It?s a different Matt Wieters these days. When the most ballyhooed young catcher in Orioles history came to town nearly three years ago, he seemed sweet and innocent.
Wieters? salad days are over.
As Wieters begins to start his fourth season?his third complete one?as the Orioles? catcher, he draws respect from his teammates and around baseball.
Drafted fifth among all players in 2007, Wieters rocketed through the minors, and by late May 2009, he was the catcher.
Andy MacPhail took over as team president shortly after he was drafted in June 2007, and was given the authority to sign Wieters. His agent, Scott Boras, had a rocky relationship with the Orioles, and MacPhail overcame that?signing him to a deadline deal worth $6 million.

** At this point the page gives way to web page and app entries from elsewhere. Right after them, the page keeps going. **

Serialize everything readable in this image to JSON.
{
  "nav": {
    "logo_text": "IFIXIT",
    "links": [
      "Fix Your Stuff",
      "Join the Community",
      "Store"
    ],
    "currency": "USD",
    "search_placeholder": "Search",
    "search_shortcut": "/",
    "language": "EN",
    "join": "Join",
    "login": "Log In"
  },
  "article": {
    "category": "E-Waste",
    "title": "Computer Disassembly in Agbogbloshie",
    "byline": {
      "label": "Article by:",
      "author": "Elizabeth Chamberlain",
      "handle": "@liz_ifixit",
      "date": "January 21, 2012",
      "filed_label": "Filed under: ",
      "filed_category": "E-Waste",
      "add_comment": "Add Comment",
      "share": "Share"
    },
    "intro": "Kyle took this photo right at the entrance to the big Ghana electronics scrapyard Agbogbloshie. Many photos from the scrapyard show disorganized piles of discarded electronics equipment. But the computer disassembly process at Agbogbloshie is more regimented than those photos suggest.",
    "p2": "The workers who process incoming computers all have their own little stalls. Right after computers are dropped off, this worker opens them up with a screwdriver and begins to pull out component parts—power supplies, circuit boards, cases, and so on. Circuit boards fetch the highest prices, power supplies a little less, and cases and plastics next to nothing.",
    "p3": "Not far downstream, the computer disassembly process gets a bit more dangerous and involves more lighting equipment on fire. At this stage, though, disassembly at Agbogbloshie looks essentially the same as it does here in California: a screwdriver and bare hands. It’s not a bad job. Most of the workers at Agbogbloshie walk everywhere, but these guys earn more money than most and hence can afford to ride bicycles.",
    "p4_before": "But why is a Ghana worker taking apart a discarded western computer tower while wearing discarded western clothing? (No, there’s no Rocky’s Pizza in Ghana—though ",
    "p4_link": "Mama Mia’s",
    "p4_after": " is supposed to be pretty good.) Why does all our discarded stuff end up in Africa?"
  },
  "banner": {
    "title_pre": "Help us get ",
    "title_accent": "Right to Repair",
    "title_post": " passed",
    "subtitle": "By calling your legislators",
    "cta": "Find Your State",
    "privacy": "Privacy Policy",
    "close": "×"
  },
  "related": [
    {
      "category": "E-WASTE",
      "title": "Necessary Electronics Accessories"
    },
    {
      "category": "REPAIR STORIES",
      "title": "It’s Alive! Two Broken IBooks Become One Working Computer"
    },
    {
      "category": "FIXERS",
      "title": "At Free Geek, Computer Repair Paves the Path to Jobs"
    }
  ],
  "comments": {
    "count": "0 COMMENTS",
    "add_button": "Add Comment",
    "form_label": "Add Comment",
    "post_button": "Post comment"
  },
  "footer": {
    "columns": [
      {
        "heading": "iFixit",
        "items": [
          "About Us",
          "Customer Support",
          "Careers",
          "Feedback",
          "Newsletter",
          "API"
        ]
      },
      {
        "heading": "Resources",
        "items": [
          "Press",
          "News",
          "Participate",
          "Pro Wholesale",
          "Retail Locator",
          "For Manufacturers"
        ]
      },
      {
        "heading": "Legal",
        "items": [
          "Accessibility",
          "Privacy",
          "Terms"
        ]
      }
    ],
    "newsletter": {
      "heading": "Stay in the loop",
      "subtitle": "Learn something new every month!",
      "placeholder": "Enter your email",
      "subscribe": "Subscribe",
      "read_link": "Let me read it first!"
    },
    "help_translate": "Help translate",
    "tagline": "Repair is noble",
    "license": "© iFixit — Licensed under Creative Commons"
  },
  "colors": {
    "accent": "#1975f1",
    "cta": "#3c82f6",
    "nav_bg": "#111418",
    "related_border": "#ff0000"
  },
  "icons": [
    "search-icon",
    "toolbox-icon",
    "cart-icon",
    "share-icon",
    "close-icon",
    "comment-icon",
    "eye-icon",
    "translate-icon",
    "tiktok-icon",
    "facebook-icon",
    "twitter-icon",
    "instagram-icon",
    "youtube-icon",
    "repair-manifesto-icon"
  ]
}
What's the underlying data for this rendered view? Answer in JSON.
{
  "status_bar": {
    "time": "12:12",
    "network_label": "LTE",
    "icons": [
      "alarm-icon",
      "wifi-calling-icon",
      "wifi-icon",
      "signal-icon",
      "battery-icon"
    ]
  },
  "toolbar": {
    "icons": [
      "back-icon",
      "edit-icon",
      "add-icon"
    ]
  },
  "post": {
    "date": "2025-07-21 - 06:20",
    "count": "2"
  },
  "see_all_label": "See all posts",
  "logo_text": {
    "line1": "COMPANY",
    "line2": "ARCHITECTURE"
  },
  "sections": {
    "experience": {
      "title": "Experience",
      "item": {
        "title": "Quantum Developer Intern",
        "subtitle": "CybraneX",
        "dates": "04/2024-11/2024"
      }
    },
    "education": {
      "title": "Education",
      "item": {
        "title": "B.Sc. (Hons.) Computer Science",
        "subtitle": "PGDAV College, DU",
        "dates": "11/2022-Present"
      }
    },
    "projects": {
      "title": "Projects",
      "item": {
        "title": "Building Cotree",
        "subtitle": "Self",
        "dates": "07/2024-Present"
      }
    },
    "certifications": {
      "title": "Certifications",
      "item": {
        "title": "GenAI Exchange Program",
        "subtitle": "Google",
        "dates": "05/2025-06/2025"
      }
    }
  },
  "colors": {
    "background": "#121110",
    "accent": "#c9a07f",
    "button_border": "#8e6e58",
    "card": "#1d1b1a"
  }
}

Wieters didn?t make his professional debut until the next spring, and what a debut it was. In 130 games at Frederick and Bowie, he hit .355 with 27 home runs and 91 RBIs and played outstanding defensively.
In spring training, he looked overmatched at the plate, but once he went to Frederick, Wieters felt comfortable. Even though his statistics warranted a September callup, MacPhail resisted?and started him at Norfolk the next year.
The Orioles didn?t bring him up until May 29. He was batting .305 with 5 home runs and 30 RBIs, and performing well behind the plate.
MacPhail didn?t want to rush Wieters, and by waiting until late May, he did his successors a huge favor?keeping him under team control for another year?until 2016. Wieters can play nearly seven seasons with the Orioles until he?s eligible for free agency.
If he continues to play as well as he did last season, Wieters will be a most valuable commodity and an impossible one to replace for the Orioles.
He caught 132 games, making the All-Star team and winning a Gold Glove?both for the first time. Wieters threw out 37 percent of the runners who attempted to steal, and it?s likely fewer will try to run on him this year.
Wieters batted .262 with 22 home runs and 68 RBIs?both marked improvements from his first complete season in 2010.
Manager Buck Showalter hopes the acquisition of Taylor Teagarden will allow him to rest Wieters more often?or at least let him DH a little more. In 2011, he was the DH only three times.
Last year, Showalter raved about his catching ability, and when he appeared at FanFest, Wieters didn?t talk about his improving offense, but about his pitchers.
?You win with pitching. It?s tough to outhit the Yankees and outhit the Red Sox. You look at Tampa and they have five starting pitchers, and that?s how they can compete every year,? he said.
?I think the young starters we have?we?re going to give them competition?and make them even better.?
Wieters is still only 25, and about the same age as some of those ?young starters,? some of whom came up through the minors with him.
He just seems much more mature.
?It?s going to be a lot of work in spring training, getting to know the guys that have a chance to make the club or be there at some point? during the year,? Wieters said. ?It?s going to be a lot of work, a lot of communication work on top of that.?
He had no trouble communicating with Koji Uehara and doesn?t think there will be an issue with another Japanese pitcher, Tsuyoshi Wada, and a Taiwanese pitcher, Wei-Yin Chen.
?The great thing is that baseball is a universal language, so you can sort of get on the same page. I was spoiled with Koji. He was one of the easiest guys to work with ? we?ll find a way to make it work,? Wieters said.
?You see what their pattern is ? what pitches they like to throw in certain counts ? especially with a guy you don?t speak the same language as. You want to know what he?s going to throw on the mound.?
Wieters won?t be eligible for arbitration until next year, and if the Orioles sign Adam Jones to a long-term contract, perhaps they?ll start thinking about Wieters.
Boras clients generally don?t leave money on the table. If Wieters continues to improve, he?ll be able to name his own price.
Joe Mauer,? not a Boras client,? re-signed with Minnesota for eight years and $184 million. He won the three previous Gold Gloves and was the American League MVP in 2009 when he batted .365 with 28 home runs and 96 RBIs. Injuries limited Mauer to 82 games in the first year of his contract.
Boras will use Mauer?s contract as a gauge when the time comes to speak productively with the Orioles. Thanks to MacPhail?s foresight, that day is still at least two years away.